Thermopower waves is a novel concept of energy generation, first reported by Strano lab in March 2010. This method uses chemical energy of fuels to generate electrical output by using nanomaterials and exploiting their high thermal and electrical conductivity.
Here, we couple exothermic chemical reaction with a nanotube or a nanowire having high thermal conductivity. Exothermic nature of the fuel coupled with high thermal conductivity gives rise to a self-propagating reaction wave along the length of the nanotube. We have studied such waves using cyclotrimethylene trinitramine as a fuel on multiwalled carbon nanotubes conduit. The reaction waves propagate at extremely high velocities of the order of about 2 ms-1. The waves also give rise to an electrical output across the ends of the nanotube. Electrical pulses of specific power as high as 7 kW kg-1were experimentally observed. This phenomenon of a self-propagating reaction wave leading to an electrical pulse generation was identified as thermopower waves. Studies show that the specific power scales inversely with the system size. This kind of energy source could have many potential applications because of its long shelf life and rapid energy discharge.
Current work on thermopower waves covers a wide horizon of possible improvements and applications. We are working on developing a ‘fuel cell’ working on the concept of thermopower waves. It offers advantage of being able to use liquid fuels and provide ease of device reusability. Studies to increase the device efficiency and understand the physics of this phenomenon of improved electrical output because of the reaction wave are underway. The final objective would be to make a ‘battery’ that can be used as a power source for various micro and nano scale operations.

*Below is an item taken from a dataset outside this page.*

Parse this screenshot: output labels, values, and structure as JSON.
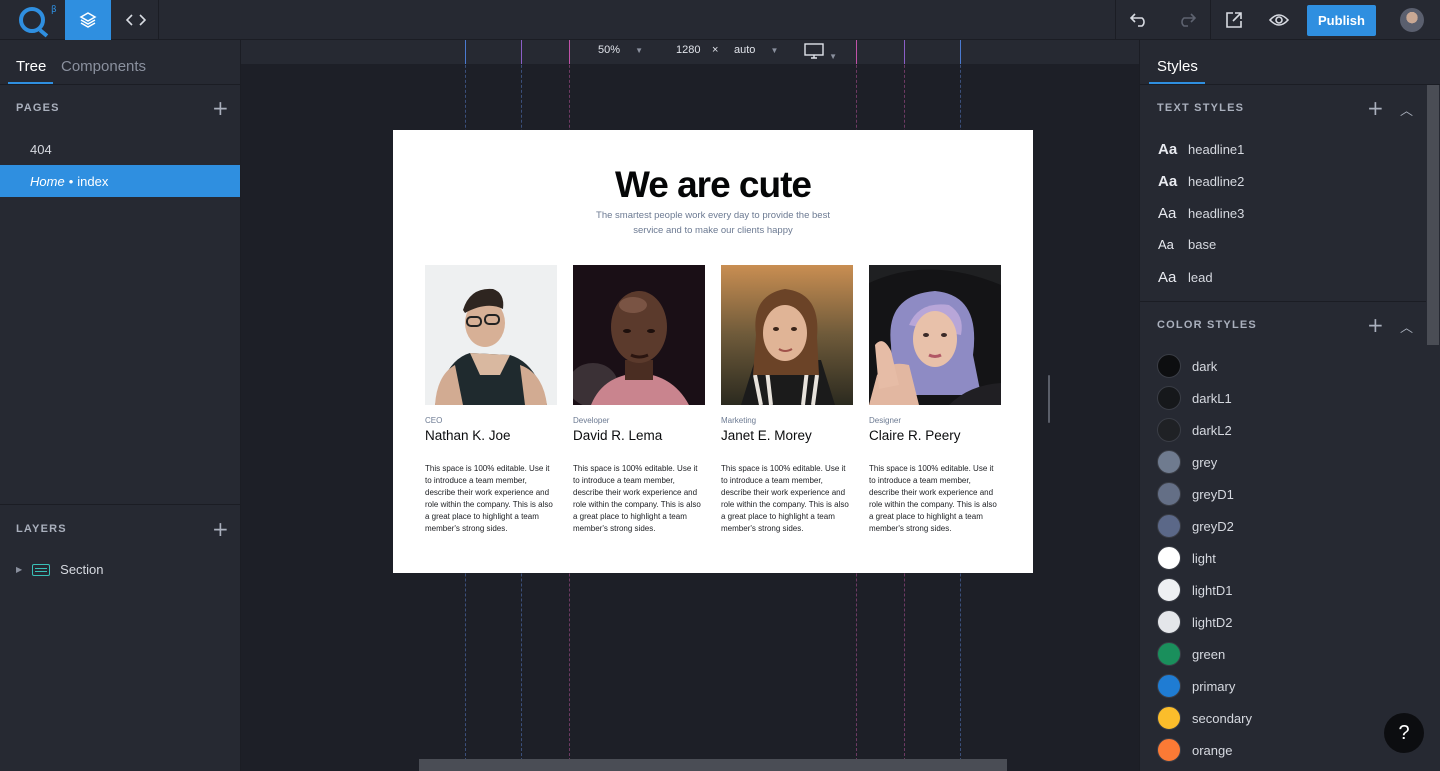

Choi, W. et al. Chemically driven carbon-nanotube-guided thermopower waves. Nat Mater 9, 423-429, (2010).